__TASK TO COMPLETE__.
In the lines below, look for "BEGIN". Copy each line where it appears.

__INPUT DATA__.

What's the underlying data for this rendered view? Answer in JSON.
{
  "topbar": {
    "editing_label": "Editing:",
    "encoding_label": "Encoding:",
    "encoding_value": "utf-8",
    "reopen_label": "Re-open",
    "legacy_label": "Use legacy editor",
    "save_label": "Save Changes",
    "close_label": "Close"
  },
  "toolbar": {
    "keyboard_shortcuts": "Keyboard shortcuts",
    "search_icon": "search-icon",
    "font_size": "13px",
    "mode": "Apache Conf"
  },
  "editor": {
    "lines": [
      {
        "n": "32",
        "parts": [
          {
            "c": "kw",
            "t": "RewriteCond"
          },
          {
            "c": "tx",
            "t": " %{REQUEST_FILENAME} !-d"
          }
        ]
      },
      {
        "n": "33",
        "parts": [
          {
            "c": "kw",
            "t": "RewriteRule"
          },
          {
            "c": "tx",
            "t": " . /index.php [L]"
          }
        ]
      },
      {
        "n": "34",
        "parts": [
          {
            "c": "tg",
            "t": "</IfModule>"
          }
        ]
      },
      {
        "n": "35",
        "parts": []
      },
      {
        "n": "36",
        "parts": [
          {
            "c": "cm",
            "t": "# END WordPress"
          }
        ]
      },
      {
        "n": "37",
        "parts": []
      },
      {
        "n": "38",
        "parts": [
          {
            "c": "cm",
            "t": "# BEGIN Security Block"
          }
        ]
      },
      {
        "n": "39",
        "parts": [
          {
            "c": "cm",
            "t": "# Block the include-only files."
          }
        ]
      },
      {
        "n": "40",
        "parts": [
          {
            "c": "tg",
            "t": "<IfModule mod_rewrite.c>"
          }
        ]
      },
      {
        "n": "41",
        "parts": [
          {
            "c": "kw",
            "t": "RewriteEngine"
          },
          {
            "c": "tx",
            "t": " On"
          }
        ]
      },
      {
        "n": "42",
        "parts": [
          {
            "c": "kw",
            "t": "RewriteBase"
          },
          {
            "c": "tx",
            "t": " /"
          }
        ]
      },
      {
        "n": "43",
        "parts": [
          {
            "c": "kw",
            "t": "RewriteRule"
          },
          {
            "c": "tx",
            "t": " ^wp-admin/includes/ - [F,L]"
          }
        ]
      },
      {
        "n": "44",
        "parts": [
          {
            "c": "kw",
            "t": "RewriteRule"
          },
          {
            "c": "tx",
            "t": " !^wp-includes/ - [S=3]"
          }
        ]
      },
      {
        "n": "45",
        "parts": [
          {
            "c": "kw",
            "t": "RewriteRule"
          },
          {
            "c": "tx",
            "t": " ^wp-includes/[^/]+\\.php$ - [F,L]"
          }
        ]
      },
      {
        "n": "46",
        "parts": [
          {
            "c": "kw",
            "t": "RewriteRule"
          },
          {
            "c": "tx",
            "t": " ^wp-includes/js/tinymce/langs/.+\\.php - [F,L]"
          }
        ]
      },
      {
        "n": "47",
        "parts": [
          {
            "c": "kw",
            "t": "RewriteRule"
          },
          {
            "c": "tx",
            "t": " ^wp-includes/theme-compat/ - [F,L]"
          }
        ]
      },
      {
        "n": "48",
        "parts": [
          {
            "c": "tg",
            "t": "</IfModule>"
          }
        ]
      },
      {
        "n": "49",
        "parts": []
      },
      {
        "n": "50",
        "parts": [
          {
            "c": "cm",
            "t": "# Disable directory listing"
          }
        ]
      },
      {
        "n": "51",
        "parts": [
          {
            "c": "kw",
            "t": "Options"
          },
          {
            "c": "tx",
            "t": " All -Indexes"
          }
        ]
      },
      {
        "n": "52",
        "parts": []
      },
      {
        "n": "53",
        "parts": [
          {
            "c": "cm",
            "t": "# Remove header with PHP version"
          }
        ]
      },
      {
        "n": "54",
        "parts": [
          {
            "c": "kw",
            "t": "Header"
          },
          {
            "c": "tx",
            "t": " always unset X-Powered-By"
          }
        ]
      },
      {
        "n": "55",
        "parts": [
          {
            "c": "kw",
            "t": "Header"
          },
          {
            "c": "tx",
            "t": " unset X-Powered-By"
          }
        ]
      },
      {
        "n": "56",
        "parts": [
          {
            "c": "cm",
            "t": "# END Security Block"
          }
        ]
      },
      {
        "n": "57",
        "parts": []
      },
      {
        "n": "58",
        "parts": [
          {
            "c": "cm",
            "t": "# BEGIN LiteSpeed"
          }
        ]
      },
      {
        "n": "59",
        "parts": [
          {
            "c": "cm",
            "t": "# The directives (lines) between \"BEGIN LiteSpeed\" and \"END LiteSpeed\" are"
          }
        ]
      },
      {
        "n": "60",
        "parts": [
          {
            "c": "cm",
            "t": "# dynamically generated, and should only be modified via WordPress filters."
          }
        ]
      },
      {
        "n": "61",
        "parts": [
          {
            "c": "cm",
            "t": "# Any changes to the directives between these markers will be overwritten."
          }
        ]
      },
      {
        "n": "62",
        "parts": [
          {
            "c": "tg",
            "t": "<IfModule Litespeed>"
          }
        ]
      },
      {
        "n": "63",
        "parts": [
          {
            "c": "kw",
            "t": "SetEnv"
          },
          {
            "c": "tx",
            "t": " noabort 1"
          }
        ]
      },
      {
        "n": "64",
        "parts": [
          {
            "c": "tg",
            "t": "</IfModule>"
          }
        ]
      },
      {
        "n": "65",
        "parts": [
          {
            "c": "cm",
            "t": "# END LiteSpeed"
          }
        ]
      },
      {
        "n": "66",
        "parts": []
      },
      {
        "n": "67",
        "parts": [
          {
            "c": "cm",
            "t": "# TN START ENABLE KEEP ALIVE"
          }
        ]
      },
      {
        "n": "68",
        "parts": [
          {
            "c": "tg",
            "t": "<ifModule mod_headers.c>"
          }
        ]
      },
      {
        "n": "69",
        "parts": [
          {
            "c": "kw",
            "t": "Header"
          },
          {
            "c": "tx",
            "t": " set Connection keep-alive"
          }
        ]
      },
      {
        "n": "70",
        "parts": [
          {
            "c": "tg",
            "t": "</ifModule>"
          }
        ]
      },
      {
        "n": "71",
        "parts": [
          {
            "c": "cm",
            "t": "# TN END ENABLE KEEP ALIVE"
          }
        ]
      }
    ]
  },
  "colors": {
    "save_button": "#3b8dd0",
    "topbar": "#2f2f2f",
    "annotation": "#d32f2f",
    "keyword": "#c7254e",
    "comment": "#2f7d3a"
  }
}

__PROBLEM SOLUTION__.
            "t": "# BEGIN Security Block"
            "t": "# BEGIN LiteSpeed"
            "t": "# The directives (lines) between \"BEGIN LiteSpeed\" and \"END LiteSpeed\" are"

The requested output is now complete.